ENTRIES SUPPLIED:
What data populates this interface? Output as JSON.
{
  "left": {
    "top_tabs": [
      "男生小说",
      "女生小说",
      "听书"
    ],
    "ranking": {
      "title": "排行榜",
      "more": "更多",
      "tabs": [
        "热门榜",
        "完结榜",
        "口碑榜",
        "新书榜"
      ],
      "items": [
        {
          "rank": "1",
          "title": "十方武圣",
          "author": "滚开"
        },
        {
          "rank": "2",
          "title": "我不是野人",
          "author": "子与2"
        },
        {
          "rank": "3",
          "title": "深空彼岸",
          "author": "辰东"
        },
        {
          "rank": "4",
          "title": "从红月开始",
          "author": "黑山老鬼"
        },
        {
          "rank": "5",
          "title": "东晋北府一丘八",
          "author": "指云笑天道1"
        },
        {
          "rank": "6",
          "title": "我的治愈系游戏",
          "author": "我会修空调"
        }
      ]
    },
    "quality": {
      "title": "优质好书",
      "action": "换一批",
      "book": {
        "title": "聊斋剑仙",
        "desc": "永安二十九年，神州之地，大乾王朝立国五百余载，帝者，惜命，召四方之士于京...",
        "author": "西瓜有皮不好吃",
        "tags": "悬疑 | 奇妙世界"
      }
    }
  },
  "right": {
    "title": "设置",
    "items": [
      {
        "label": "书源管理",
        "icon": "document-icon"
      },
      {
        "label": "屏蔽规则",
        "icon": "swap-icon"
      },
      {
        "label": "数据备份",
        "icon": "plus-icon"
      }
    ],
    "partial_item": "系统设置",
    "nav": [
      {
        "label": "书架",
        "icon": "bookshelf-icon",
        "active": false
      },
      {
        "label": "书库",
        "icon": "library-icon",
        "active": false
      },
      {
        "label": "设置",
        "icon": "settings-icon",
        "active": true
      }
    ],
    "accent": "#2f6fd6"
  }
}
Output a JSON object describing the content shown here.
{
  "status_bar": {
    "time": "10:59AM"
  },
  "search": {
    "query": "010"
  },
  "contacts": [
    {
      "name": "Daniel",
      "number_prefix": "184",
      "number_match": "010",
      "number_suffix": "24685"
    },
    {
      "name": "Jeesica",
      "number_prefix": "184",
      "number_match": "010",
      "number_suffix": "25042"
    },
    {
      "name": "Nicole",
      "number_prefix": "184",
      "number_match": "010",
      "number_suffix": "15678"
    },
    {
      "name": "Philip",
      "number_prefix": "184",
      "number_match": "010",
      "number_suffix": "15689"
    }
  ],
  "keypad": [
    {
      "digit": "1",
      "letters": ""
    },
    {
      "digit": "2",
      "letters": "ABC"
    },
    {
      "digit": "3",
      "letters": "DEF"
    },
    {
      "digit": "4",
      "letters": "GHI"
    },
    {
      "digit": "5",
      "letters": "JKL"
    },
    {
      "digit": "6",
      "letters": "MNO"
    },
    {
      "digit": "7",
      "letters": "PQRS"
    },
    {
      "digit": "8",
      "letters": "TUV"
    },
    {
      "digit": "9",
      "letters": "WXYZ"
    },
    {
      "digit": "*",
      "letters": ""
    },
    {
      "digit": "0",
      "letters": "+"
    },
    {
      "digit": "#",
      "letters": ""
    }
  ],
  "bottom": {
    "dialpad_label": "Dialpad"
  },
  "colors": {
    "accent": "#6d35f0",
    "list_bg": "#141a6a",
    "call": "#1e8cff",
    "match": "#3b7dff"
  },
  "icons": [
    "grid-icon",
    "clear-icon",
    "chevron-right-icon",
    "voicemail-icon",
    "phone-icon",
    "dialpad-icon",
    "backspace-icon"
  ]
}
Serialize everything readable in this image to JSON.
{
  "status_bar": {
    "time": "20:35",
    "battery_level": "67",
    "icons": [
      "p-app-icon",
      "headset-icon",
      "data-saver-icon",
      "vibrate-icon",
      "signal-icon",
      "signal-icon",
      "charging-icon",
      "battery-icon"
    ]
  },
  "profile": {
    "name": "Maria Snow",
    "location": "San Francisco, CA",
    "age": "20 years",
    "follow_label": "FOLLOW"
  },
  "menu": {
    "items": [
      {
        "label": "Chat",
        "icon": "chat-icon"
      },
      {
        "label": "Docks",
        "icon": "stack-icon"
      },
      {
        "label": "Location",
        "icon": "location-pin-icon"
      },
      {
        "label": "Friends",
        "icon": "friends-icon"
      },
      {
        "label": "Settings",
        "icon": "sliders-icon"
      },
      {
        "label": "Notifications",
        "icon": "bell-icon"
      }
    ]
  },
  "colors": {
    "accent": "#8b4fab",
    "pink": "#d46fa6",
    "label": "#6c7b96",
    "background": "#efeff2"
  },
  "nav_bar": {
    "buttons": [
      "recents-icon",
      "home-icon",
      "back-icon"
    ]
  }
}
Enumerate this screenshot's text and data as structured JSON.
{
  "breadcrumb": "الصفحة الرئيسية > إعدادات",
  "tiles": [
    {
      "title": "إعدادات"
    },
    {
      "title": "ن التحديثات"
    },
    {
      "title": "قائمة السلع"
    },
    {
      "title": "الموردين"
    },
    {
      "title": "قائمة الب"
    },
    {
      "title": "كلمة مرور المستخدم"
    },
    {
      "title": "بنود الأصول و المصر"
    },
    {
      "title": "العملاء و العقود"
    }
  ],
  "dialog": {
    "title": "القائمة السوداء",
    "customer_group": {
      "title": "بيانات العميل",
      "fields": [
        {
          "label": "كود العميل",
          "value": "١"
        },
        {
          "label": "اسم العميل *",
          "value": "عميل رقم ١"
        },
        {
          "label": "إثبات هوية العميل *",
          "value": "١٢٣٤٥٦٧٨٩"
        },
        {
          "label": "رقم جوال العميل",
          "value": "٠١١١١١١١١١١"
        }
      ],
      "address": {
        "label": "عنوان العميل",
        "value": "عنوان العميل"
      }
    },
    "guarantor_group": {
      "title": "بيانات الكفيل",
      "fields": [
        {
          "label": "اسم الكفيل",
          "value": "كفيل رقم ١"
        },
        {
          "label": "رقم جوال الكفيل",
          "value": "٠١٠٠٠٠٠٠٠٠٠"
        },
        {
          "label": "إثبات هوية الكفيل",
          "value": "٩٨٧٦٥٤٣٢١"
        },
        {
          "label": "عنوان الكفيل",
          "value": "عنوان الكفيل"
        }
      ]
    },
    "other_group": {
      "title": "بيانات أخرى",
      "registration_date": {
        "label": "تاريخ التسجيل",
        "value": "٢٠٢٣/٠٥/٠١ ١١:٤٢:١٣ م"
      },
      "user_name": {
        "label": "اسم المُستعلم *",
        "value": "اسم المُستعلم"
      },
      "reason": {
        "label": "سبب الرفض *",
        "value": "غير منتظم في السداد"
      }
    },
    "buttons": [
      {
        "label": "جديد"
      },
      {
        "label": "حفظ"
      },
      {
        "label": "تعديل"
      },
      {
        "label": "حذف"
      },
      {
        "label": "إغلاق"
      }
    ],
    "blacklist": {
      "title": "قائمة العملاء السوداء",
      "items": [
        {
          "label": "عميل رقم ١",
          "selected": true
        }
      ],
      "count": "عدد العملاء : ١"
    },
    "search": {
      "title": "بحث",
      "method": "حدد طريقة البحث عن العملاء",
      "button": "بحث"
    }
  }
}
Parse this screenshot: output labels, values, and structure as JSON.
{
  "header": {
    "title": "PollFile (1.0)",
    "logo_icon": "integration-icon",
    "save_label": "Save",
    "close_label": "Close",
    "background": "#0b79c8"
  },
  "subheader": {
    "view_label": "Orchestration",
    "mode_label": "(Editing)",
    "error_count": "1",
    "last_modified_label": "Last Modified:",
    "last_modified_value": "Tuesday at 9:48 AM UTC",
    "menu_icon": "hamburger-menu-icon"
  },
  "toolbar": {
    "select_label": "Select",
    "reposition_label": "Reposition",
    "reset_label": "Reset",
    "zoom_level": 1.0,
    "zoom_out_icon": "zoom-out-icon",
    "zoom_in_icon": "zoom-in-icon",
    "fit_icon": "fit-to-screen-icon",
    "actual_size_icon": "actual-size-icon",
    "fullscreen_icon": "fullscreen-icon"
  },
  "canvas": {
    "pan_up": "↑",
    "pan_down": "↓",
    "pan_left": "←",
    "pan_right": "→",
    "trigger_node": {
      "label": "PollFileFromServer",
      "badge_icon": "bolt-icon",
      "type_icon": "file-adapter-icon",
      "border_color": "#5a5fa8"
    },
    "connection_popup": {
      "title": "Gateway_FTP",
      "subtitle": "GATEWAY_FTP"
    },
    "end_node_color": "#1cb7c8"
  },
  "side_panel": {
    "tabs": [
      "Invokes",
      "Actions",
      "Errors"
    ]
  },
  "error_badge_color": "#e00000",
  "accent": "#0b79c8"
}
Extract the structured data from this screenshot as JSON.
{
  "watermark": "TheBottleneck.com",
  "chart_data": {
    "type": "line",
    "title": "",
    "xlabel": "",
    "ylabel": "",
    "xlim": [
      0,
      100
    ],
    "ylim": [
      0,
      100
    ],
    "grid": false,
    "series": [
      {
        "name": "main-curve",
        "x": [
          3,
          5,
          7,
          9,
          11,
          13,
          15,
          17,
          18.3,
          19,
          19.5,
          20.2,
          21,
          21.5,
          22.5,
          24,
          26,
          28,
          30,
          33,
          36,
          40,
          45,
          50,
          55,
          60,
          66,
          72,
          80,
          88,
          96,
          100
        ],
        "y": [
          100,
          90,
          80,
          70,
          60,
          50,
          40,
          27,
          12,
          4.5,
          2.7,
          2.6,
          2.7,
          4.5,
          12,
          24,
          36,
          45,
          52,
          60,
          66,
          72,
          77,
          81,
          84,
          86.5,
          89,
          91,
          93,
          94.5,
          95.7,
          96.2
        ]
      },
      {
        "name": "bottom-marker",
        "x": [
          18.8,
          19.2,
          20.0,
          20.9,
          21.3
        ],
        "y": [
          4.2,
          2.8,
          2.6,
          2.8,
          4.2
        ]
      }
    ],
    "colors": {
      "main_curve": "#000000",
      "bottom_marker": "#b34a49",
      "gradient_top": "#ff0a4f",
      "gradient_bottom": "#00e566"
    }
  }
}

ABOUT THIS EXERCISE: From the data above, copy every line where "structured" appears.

RESPONSE AREA:
Enumerate this screenshot's text and data as structured JSON.
Extract the structured data from this screenshot as JSON.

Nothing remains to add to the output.